> _Requirement_
Search the data below for "title"; list each line that holds it.

Extracted entries START

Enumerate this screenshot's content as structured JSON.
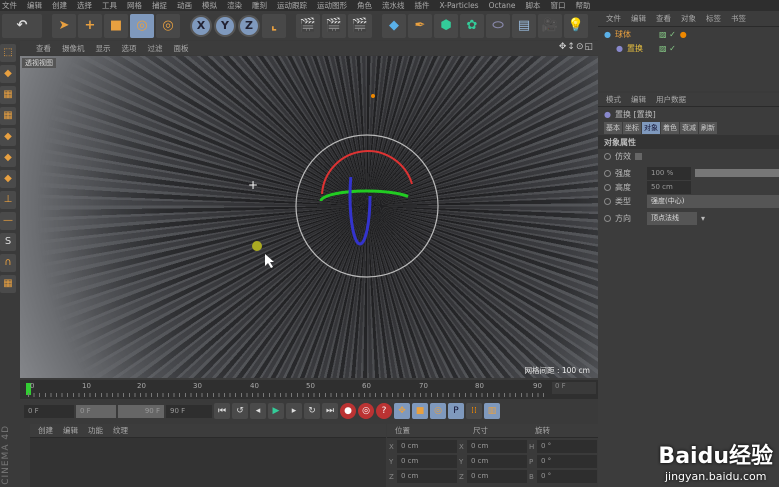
{
  "menubar": [
    "文件",
    "编辑",
    "创建",
    "选择",
    "工具",
    "网格",
    "捕捉",
    "动画",
    "模拟",
    "渲染",
    "雕刻",
    "运动跟踪",
    "运动图形",
    "角色",
    "流水线",
    "插件",
    "X-Particles",
    "Octane",
    "脚本",
    "窗口",
    "帮助"
  ],
  "toolbar": {
    "x": "X",
    "y": "Y",
    "z": "Z"
  },
  "viewport": {
    "menu": [
      "查看",
      "摄像机",
      "显示",
      "选项",
      "过滤",
      "面板"
    ],
    "label": "透视视图",
    "grid": "网格间距 : 100 cm"
  },
  "timeline": {
    "ticks": [
      "0",
      "10",
      "20",
      "30",
      "40",
      "50",
      "60",
      "70",
      "80",
      "90"
    ],
    "current": "0 F"
  },
  "playback": {
    "start": "0 F",
    "range_start": "0 F",
    "range_end": "90 F",
    "end": "90 F"
  },
  "material": {
    "menu": [
      "创建",
      "编辑",
      "功能",
      "纹理"
    ]
  },
  "coords": {
    "headers": [
      "位置",
      "尺寸",
      "旋转"
    ],
    "rows": [
      [
        "X",
        "0 cm",
        "X",
        "0 cm",
        "H",
        "0 °"
      ],
      [
        "Y",
        "0 cm",
        "Y",
        "0 cm",
        "P",
        "0 °"
      ],
      [
        "Z",
        "0 cm",
        "Z",
        "0 cm",
        "B",
        "0 °"
      ]
    ]
  },
  "objmgr": {
    "menu": [
      "文件",
      "编辑",
      "查看",
      "对象",
      "标签",
      "书签"
    ],
    "objects": [
      "球体",
      "置换"
    ]
  },
  "attr": {
    "menu": [
      "模式",
      "编辑",
      "用户数据"
    ],
    "title": "置换 [置换]",
    "tabs": [
      "基本",
      "坐标",
      "对象",
      "着色",
      "衰减",
      "刷新"
    ],
    "section": "对象属性",
    "emulate": "仿效",
    "strength_label": "强度",
    "strength": "100 %",
    "height_label": "高度",
    "height": "50 cm",
    "type_label": "类型",
    "type": "强度(中心)",
    "dir_label": "方向",
    "dir": "顶点法线"
  },
  "brand": "CINEMA 4D",
  "watermark": {
    "logo": "Baidu经验",
    "url": "jingyan.baidu.com"
  }
}
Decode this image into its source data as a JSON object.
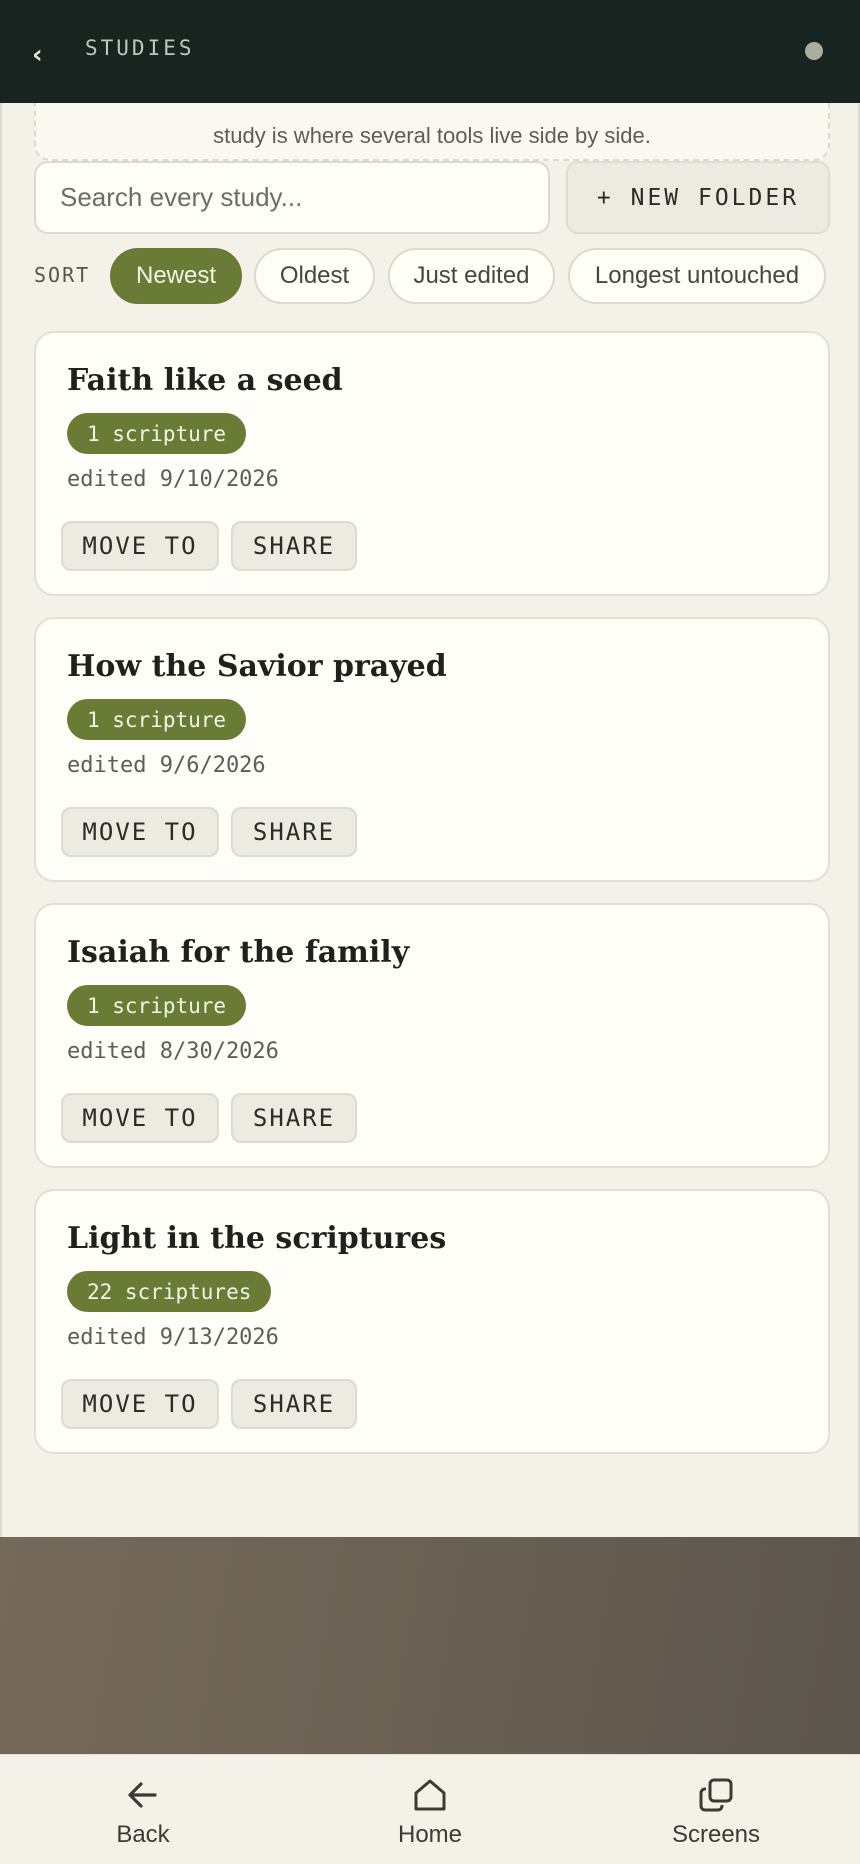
{
  "header": {
    "back_glyph": "‹",
    "title": "STUDIES"
  },
  "intro": {
    "text": "study is where several tools live side by side."
  },
  "search": {
    "placeholder": "Search every study..."
  },
  "toolbar": {
    "new_folder_label": "+ NEW FOLDER"
  },
  "sort": {
    "label": "SORT",
    "options": [
      "Newest",
      "Oldest",
      "Just edited",
      "Longest untouched"
    ],
    "selected": "Newest"
  },
  "studies": [
    {
      "title": "Faith like a seed",
      "scripture_count": "1 scripture",
      "edited": "edited 9/10/2026"
    },
    {
      "title": "How the Savior prayed",
      "scripture_count": "1 scripture",
      "edited": "edited 9/6/2026"
    },
    {
      "title": "Isaiah for the family",
      "scripture_count": "1 scripture",
      "edited": "edited 8/30/2026"
    },
    {
      "title": "Light in the scriptures",
      "scripture_count": "22 scriptures",
      "edited": "edited 9/13/2026"
    }
  ],
  "card_actions": {
    "move_label": "MOVE TO",
    "share_label": "SHARE"
  },
  "navbar": {
    "back_label": "Back",
    "home_label": "Home",
    "screens_label": "Screens"
  },
  "colors": {
    "topbar": "#18241f",
    "accent": "#6a7b35",
    "background": "#f4f2e8",
    "card": "#fefdf7"
  },
  "icons": {
    "header_back": "chevron-left-icon",
    "status": "status-dot-icon",
    "nav_back": "arrow-left-icon",
    "nav_home": "home-icon",
    "nav_screens": "overlapping-squares-icon"
  }
}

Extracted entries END

> _Problem solution_
    "title": "置换 [置换]",
    "title": "STUDIES"
      "title": "Faith like a seed",
      "title": "How the Savior prayed",
      "title": "Isaiah for the family",
      "title": "Light in the scriptures",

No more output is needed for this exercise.